Data provided section start
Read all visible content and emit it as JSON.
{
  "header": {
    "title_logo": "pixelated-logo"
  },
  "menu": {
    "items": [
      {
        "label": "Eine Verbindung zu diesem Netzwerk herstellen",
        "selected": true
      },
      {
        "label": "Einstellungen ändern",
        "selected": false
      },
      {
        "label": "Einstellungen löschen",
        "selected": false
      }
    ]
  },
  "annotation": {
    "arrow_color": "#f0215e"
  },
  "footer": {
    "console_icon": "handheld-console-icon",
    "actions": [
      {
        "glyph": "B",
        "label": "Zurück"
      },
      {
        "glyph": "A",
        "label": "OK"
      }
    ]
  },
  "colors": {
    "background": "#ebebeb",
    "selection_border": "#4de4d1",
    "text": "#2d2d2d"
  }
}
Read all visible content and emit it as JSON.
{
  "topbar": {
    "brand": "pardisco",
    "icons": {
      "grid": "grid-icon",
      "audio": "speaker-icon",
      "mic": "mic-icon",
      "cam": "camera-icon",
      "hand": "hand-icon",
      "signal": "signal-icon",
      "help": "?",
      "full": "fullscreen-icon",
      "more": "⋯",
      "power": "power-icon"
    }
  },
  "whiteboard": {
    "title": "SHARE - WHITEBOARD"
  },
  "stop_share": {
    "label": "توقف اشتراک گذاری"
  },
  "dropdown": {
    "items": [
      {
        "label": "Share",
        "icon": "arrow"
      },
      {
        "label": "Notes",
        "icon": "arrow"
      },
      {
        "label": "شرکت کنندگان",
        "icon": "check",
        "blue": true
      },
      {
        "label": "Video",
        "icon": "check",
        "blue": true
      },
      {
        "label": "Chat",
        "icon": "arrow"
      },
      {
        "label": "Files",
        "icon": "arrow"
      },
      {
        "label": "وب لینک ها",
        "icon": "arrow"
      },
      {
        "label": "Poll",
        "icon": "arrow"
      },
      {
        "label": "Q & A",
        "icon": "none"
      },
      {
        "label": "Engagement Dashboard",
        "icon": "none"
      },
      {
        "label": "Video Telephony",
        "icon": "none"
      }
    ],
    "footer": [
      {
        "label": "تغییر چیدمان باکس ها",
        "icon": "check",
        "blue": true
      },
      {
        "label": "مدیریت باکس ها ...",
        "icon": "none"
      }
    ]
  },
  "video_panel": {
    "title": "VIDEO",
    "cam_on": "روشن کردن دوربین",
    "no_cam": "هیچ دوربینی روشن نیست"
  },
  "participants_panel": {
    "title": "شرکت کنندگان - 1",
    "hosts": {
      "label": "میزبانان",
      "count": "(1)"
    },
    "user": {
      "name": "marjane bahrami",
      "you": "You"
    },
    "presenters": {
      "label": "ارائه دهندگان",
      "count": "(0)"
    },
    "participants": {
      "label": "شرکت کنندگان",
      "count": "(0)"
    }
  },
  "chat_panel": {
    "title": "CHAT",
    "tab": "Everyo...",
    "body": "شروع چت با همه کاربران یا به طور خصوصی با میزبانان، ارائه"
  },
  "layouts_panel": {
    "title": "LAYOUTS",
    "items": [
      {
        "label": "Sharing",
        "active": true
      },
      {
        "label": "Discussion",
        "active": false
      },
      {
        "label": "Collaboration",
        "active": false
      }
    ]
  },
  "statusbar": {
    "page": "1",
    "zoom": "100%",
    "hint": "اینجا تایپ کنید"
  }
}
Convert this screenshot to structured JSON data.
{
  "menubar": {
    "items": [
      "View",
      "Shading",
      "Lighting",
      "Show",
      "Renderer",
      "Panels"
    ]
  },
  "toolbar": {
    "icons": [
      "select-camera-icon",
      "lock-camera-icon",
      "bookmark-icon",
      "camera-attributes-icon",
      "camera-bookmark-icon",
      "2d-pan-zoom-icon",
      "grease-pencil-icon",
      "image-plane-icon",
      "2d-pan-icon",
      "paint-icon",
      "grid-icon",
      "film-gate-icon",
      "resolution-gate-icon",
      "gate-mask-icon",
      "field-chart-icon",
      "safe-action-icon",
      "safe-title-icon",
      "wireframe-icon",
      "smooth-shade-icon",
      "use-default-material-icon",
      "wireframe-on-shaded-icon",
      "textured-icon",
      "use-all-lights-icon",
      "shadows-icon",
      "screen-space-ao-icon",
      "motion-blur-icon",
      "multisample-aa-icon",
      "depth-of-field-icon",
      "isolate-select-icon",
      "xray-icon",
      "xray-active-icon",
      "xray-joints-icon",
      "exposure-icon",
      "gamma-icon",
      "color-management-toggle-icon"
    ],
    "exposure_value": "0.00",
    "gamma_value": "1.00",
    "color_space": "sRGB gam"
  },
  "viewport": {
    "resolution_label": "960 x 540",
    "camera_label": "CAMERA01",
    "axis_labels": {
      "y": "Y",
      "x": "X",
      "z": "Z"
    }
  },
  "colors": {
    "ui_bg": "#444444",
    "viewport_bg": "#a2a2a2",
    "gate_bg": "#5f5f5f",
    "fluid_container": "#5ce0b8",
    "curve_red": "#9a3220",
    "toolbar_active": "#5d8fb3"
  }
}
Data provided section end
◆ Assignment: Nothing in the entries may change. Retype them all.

◆ Written response:
Read all visible content and emit it as JSON.
{
  "header": {
    "title_logo": "pixelated-logo"
  },
  "menu": {
    "items": [
      {
        "label": "Eine Verbindung zu diesem Netzwerk herstellen",
        "selected": true
      },
      {
        "label": "Einstellungen ändern",
        "selected": false
      },
      {
        "label": "Einstellungen löschen",
        "selected": false
      }
    ]
  },
  "annotation": {
    "arrow_color": "#f0215e"
  },
  "footer": {
    "console_icon": "handheld-console-icon",
    "actions": [
      {
        "glyph": "B",
        "label": "Zurück"
      },
      {
        "glyph": "A",
        "label": "OK"
      }
    ]
  },
  "colors": {
    "background": "#ebebeb",
    "selection_border": "#4de4d1",
    "text": "#2d2d2d"
  }
}
Read all visible content and emit it as JSON.
{
  "topbar": {
    "brand": "pardisco",
    "icons": {
      "grid": "grid-icon",
      "audio": "speaker-icon",
      "mic": "mic-icon",
      "cam": "camera-icon",
      "hand": "hand-icon",
      "signal": "signal-icon",
      "help": "?",
      "full": "fullscreen-icon",
      "more": "⋯",
      "power": "power-icon"
    }
  },
  "whiteboard": {
    "title": "SHARE - WHITEBOARD"
  },
  "stop_share": {
    "label": "توقف اشتراک گذاری"
  },
  "dropdown": {
    "items": [
      {
        "label": "Share",
        "icon": "arrow"
      },
      {
        "label": "Notes",
        "icon": "arrow"
      },
      {
        "label": "شرکت کنندگان",
        "icon": "check",
        "blue": true
      },
      {
        "label": "Video",
        "icon": "check",
        "blue": true
      },
      {
        "label": "Chat",
        "icon": "arrow"
      },
      {
        "label": "Files",
        "icon": "arrow"
      },
      {
        "label": "وب لینک ها",
        "icon": "arrow"
      },
      {
        "label": "Poll",
        "icon": "arrow"
      },
      {
        "label": "Q & A",
        "icon": "none"
      },
      {
        "label": "Engagement Dashboard",
        "icon": "none"
      },
      {
        "label": "Video Telephony",
        "icon": "none"
      }
    ],
    "footer": [
      {
        "label": "تغییر چیدمان باکس ها",
        "icon": "check",
        "blue": true
      },
      {
        "label": "مدیریت باکس ها ...",
        "icon": "none"
      }
    ]
  },
  "video_panel": {
    "title": "VIDEO",
    "cam_on": "روشن کردن دوربین",
    "no_cam": "هیچ دوربینی روشن نیست"
  },
  "participants_panel": {
    "title": "شرکت کنندگان - 1",
    "hosts": {
      "label": "میزبانان",
      "count": "(1)"
    },
    "user": {
      "name": "marjane bahrami",
      "you": "You"
    },
    "presenters": {
      "label": "ارائه دهندگان",
      "count": "(0)"
    },
    "participants": {
      "label": "شرکت کنندگان",
      "count": "(0)"
    }
  },
  "chat_panel": {
    "title": "CHAT",
    "tab": "Everyo...",
    "body": "شروع چت با همه کاربران یا به طور خصوصی با میزبانان، ارائه"
  },
  "layouts_panel": {
    "title": "LAYOUTS",
    "items": [
      {
        "label": "Sharing",
        "active": true
      },
      {
        "label": "Discussion",
        "active": false
      },
      {
        "label": "Collaboration",
        "active": false
      }
    ]
  },
  "statusbar": {
    "page": "1",
    "zoom": "100%",
    "hint": "اینجا تایپ کنید"
  }
}
Convert this screenshot to structured JSON data.
{
  "menubar": {
    "items": [
      "View",
      "Shading",
      "Lighting",
      "Show",
      "Renderer",
      "Panels"
    ]
  },
  "toolbar": {
    "icons": [
      "select-camera-icon",
      "lock-camera-icon",
      "bookmark-icon",
      "camera-attributes-icon",
      "camera-bookmark-icon",
      "2d-pan-zoom-icon",
      "grease-pencil-icon",
      "image-plane-icon",
      "2d-pan-icon",
      "paint-icon",
      "grid-icon",
      "film-gate-icon",
      "resolution-gate-icon",
      "gate-mask-icon",
      "field-chart-icon",
      "safe-action-icon",
      "safe-title-icon",
      "wireframe-icon",
      "smooth-shade-icon",
      "use-default-material-icon",
      "wireframe-on-shaded-icon",
      "textured-icon",
      "use-all-lights-icon",
      "shadows-icon",
      "screen-space-ao-icon",
      "motion-blur-icon",
      "multisample-aa-icon",
      "depth-of-field-icon",
      "isolate-select-icon",
      "xray-icon",
      "xray-active-icon",
      "xray-joints-icon",
      "exposure-icon",
      "gamma-icon",
      "color-management-toggle-icon"
    ],
    "exposure_value": "0.00",
    "gamma_value": "1.00",
    "color_space": "sRGB gam"
  },
  "viewport": {
    "resolution_label": "960 x 540",
    "camera_label": "CAMERA01",
    "axis_labels": {
      "y": "Y",
      "x": "X",
      "z": "Z"
    }
  },
  "colors": {
    "ui_bg": "#444444",
    "viewport_bg": "#a2a2a2",
    "gate_bg": "#5f5f5f",
    "fluid_container": "#5ce0b8",
    "curve_red": "#9a3220",
    "toolbar_active": "#5d8fb3"
  }
}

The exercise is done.